## Records to process

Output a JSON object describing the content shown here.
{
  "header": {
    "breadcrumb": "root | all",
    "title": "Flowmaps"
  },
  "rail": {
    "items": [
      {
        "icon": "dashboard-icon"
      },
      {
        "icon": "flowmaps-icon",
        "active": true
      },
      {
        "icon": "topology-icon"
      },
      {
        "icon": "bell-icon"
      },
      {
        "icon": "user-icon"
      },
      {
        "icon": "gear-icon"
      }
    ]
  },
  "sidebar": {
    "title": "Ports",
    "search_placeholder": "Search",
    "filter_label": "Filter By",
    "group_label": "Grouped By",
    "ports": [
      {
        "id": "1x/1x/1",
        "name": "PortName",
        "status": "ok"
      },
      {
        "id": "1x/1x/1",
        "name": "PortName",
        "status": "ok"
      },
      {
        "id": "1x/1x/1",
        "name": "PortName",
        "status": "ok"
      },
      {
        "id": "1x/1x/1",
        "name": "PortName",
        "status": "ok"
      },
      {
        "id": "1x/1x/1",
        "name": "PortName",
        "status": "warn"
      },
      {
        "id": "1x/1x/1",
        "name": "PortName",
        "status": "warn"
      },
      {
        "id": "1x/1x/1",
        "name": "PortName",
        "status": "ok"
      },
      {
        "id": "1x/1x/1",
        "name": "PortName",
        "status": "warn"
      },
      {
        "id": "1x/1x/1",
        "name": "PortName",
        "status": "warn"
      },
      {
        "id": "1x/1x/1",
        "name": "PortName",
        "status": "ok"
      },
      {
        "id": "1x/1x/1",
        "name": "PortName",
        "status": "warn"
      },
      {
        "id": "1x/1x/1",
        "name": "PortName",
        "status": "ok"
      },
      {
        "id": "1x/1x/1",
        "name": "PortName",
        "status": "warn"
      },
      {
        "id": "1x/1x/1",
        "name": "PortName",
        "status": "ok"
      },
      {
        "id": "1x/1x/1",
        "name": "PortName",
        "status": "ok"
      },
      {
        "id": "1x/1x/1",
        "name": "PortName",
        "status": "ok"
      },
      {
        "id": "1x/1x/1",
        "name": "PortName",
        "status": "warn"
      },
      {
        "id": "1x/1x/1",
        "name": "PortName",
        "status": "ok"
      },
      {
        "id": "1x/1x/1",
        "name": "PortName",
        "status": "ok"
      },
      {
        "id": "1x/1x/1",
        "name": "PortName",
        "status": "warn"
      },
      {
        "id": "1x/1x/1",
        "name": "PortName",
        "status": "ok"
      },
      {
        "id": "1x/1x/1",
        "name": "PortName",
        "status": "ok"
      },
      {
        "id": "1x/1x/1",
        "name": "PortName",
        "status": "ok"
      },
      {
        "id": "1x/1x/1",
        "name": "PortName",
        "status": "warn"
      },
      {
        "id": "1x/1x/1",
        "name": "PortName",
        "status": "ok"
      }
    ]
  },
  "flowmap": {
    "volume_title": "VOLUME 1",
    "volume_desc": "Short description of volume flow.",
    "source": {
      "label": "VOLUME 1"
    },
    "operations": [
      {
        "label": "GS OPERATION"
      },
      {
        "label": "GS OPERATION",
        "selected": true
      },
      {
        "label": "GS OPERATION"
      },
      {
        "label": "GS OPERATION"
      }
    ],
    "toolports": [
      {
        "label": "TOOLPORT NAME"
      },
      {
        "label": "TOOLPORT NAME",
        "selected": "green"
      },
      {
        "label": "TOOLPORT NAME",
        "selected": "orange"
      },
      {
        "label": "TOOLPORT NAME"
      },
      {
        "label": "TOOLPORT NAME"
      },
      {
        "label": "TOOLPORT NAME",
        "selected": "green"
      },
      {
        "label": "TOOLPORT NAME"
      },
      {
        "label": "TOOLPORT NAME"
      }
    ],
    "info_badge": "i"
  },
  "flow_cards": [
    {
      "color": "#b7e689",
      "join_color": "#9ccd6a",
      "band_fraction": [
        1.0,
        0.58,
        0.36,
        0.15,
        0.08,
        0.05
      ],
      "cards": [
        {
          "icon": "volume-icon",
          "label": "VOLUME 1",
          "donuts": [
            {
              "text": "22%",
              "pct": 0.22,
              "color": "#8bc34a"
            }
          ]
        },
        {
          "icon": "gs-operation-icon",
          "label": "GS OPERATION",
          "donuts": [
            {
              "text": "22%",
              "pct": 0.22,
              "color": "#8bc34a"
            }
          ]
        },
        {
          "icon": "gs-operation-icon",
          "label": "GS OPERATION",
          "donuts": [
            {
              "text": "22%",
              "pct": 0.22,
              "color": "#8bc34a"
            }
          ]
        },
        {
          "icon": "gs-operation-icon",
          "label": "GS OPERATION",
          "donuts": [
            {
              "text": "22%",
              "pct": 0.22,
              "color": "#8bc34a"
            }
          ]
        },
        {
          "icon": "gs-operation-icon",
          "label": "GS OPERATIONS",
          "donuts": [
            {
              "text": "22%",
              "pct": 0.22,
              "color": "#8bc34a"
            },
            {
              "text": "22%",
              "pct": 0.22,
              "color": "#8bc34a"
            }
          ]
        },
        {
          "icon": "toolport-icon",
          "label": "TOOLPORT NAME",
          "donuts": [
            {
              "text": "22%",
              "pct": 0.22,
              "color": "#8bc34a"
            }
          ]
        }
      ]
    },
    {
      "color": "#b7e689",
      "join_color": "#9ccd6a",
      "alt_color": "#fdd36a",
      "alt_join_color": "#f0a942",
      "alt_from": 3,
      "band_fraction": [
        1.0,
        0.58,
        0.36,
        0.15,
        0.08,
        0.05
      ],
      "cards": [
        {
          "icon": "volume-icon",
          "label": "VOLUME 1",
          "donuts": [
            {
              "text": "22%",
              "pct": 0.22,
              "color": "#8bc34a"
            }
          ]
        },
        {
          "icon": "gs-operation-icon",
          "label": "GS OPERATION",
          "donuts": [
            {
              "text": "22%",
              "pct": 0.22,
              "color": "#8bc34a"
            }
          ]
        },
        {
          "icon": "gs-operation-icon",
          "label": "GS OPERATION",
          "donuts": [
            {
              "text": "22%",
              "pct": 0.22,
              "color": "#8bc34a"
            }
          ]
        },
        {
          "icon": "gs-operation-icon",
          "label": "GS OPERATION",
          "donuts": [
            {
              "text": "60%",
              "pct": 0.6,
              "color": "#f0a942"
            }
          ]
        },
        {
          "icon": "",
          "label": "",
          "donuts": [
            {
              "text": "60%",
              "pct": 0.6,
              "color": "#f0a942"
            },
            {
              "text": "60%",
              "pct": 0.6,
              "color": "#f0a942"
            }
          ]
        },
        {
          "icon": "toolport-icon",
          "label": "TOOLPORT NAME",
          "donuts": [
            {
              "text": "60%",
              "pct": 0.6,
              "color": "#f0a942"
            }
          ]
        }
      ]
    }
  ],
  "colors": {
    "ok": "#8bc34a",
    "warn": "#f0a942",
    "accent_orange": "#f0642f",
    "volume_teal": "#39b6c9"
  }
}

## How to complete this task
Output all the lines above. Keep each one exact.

## Reply to the task
Output a JSON object describing the content shown here.
{
  "header": {
    "breadcrumb": "root | all",
    "title": "Flowmaps"
  },
  "rail": {
    "items": [
      {
        "icon": "dashboard-icon"
      },
      {
        "icon": "flowmaps-icon",
        "active": true
      },
      {
        "icon": "topology-icon"
      },
      {
        "icon": "bell-icon"
      },
      {
        "icon": "user-icon"
      },
      {
        "icon": "gear-icon"
      }
    ]
  },
  "sidebar": {
    "title": "Ports",
    "search_placeholder": "Search",
    "filter_label": "Filter By",
    "group_label": "Grouped By",
    "ports": [
      {
        "id": "1x/1x/1",
        "name": "PortName",
        "status": "ok"
      },
      {
        "id": "1x/1x/1",
        "name": "PortName",
        "status": "ok"
      },
      {
        "id": "1x/1x/1",
        "name": "PortName",
        "status": "ok"
      },
      {
        "id": "1x/1x/1",
        "name": "PortName",
        "status": "ok"
      },
      {
        "id": "1x/1x/1",
        "name": "PortName",
        "status": "warn"
      },
      {
        "id": "1x/1x/1",
        "name": "PortName",
        "status": "warn"
      },
      {
        "id": "1x/1x/1",
        "name": "PortName",
        "status": "ok"
      },
      {
        "id": "1x/1x/1",
        "name": "PortName",
        "status": "warn"
      },
      {
        "id": "1x/1x/1",
        "name": "PortName",
        "status": "warn"
      },
      {
        "id": "1x/1x/1",
        "name": "PortName",
        "status": "ok"
      },
      {
        "id": "1x/1x/1",
        "name": "PortName",
        "status": "warn"
      },
      {
        "id": "1x/1x/1",
        "name": "PortName",
        "status": "ok"
      },
      {
        "id": "1x/1x/1",
        "name": "PortName",
        "status": "warn"
      },
      {
        "id": "1x/1x/1",
        "name": "PortName",
        "status": "ok"
      },
      {
        "id": "1x/1x/1",
        "name": "PortName",
        "status": "ok"
      },
      {
        "id": "1x/1x/1",
        "name": "PortName",
        "status": "ok"
      },
      {
        "id": "1x/1x/1",
        "name": "PortName",
        "status": "warn"
      },
      {
        "id": "1x/1x/1",
        "name": "PortName",
        "status": "ok"
      },
      {
        "id": "1x/1x/1",
        "name": "PortName",
        "status": "ok"
      },
      {
        "id": "1x/1x/1",
        "name": "PortName",
        "status": "warn"
      },
      {
        "id": "1x/1x/1",
        "name": "PortName",
        "status": "ok"
      },
      {
        "id": "1x/1x/1",
        "name": "PortName",
        "status": "ok"
      },
      {
        "id": "1x/1x/1",
        "name": "PortName",
        "status": "ok"
      },
      {
        "id": "1x/1x/1",
        "name": "PortName",
        "status": "warn"
      },
      {
        "id": "1x/1x/1",
        "name": "PortName",
        "status": "ok"
      }
    ]
  },
  "flowmap": {
    "volume_title": "VOLUME 1",
    "volume_desc": "Short description of volume flow.",
    "source": {
      "label": "VOLUME 1"
    },
    "operations": [
      {
        "label": "GS OPERATION"
      },
      {
        "label": "GS OPERATION",
        "selected": true
      },
      {
        "label": "GS OPERATION"
      },
      {
        "label": "GS OPERATION"
      }
    ],
    "toolports": [
      {
        "label": "TOOLPORT NAME"
      },
      {
        "label": "TOOLPORT NAME",
        "selected": "green"
      },
      {
        "label": "TOOLPORT NAME",
        "selected": "orange"
      },
      {
        "label": "TOOLPORT NAME"
      },
      {
        "label": "TOOLPORT NAME"
      },
      {
        "label": "TOOLPORT NAME",
        "selected": "green"
      },
      {
        "label": "TOOLPORT NAME"
      },
      {
        "label": "TOOLPORT NAME"
      }
    ],
    "info_badge": "i"
  },
  "flow_cards": [
    {
      "color": "#b7e689",
      "join_color": "#9ccd6a",
      "band_fraction": [
        1.0,
        0.58,
        0.36,
        0.15,
        0.08,
        0.05
      ],
      "cards": [
        {
          "icon": "volume-icon",
          "label": "VOLUME 1",
          "donuts": [
            {
              "text": "22%",
              "pct": 0.22,
              "color": "#8bc34a"
            }
          ]
        },
        {
          "icon": "gs-operation-icon",
          "label": "GS OPERATION",
          "donuts": [
            {
              "text": "22%",
              "pct": 0.22,
              "color": "#8bc34a"
            }
          ]
        },
        {
          "icon": "gs-operation-icon",
          "label": "GS OPERATION",
          "donuts": [
            {
              "text": "22%",
              "pct": 0.22,
              "color": "#8bc34a"
            }
          ]
        },
        {
          "icon": "gs-operation-icon",
          "label": "GS OPERATION",
          "donuts": [
            {
              "text": "22%",
              "pct": 0.22,
              "color": "#8bc34a"
            }
          ]
        },
        {
          "icon": "gs-operation-icon",
          "label": "GS OPERATIONS",
          "donuts": [
            {
              "text": "22%",
              "pct": 0.22,
              "color": "#8bc34a"
            },
            {
              "text": "22%",
              "pct": 0.22,
              "color": "#8bc34a"
            }
          ]
        },
        {
          "icon": "toolport-icon",
          "label": "TOOLPORT NAME",
          "donuts": [
            {
              "text": "22%",
              "pct": 0.22,
              "color": "#8bc34a"
            }
          ]
        }
      ]
    },
    {
      "color": "#b7e689",
      "join_color": "#9ccd6a",
      "alt_color": "#fdd36a",
      "alt_join_color": "#f0a942",
      "alt_from": 3,
      "band_fraction": [
        1.0,
        0.58,
        0.36,
        0.15,
        0.08,
        0.05
      ],
      "cards": [
        {
          "icon": "volume-icon",
          "label": "VOLUME 1",
          "donuts": [
            {
              "text": "22%",
              "pct": 0.22,
              "color": "#8bc34a"
            }
          ]
        },
        {
          "icon": "gs-operation-icon",
          "label": "GS OPERATION",
          "donuts": [
            {
              "text": "22%",
              "pct": 0.22,
              "color": "#8bc34a"
            }
          ]
        },
        {
          "icon": "gs-operation-icon",
          "label": "GS OPERATION",
          "donuts": [
            {
              "text": "22%",
              "pct": 0.22,
              "color": "#8bc34a"
            }
          ]
        },
        {
          "icon": "gs-operation-icon",
          "label": "GS OPERATION",
          "donuts": [
            {
              "text": "60%",
              "pct": 0.6,
              "color": "#f0a942"
            }
          ]
        },
        {
          "icon": "",
          "label": "",
          "donuts": [
            {
              "text": "60%",
              "pct": 0.6,
              "color": "#f0a942"
            },
            {
              "text": "60%",
              "pct": 0.6,
              "color": "#f0a942"
            }
          ]
        },
        {
          "icon": "toolport-icon",
          "label": "TOOLPORT NAME",
          "donuts": [
            {
              "text": "60%",
              "pct": 0.6,
              "color": "#f0a942"
            }
          ]
        }
      ]
    }
  ],
  "colors": {
    "ok": "#8bc34a",
    "warn": "#f0a942",
    "accent_orange": "#f0642f",
    "volume_teal": "#39b6c9"
  }
}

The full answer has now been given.